◆ **WHAT THIS TASK INVOLVES**: The word "repo" marks the lines you need; copy each of them from the data.

◆ **INPUT**:
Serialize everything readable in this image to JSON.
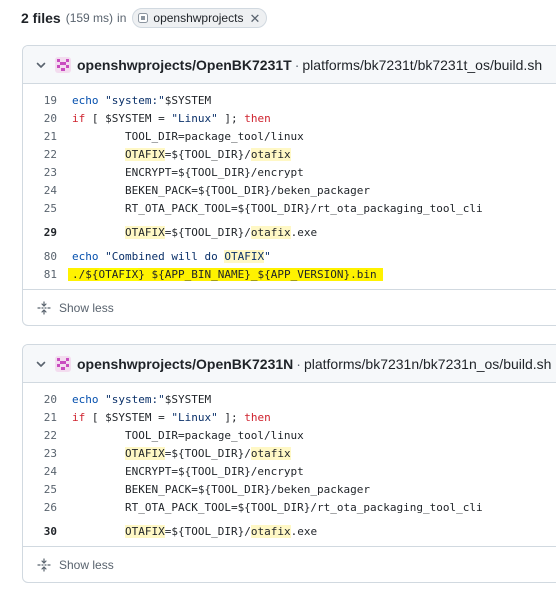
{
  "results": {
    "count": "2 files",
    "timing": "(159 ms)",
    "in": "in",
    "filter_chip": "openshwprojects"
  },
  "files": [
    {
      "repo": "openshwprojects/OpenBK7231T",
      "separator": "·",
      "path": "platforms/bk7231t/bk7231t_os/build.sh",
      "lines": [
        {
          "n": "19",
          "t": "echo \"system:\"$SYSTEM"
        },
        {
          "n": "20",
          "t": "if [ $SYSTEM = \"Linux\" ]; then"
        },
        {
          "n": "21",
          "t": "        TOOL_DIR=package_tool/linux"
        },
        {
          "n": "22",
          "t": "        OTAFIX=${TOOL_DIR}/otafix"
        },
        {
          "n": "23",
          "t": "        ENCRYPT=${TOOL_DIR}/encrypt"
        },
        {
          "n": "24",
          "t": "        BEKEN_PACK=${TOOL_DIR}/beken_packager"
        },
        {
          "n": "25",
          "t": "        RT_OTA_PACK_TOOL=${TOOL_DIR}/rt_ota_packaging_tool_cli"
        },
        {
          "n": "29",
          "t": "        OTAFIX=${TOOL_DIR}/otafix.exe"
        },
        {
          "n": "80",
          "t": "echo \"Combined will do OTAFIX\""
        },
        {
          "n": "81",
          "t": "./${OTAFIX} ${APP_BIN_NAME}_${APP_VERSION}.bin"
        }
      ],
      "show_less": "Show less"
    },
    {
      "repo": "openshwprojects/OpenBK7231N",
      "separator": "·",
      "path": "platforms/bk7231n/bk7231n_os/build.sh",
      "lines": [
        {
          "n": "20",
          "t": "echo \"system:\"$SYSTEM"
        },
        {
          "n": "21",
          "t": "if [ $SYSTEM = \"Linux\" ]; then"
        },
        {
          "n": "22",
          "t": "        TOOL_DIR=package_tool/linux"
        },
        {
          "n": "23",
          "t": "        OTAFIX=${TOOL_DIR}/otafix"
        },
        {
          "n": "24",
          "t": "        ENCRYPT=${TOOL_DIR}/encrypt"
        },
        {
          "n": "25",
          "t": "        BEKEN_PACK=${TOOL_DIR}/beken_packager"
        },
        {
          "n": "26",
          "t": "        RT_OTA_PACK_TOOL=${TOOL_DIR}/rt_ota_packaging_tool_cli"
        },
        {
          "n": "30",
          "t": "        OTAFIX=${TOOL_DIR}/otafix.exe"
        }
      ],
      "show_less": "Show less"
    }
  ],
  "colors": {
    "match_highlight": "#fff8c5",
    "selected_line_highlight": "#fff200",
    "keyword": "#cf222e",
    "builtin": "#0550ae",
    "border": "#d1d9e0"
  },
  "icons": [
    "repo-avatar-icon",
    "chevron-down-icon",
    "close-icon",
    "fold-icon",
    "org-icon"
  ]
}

◆ **ANSWER AREA**:
      "repo": "openshwprojects/OpenBK7231T",
      "repo": "openshwprojects/OpenBK7231N",
    "repo-avatar-icon",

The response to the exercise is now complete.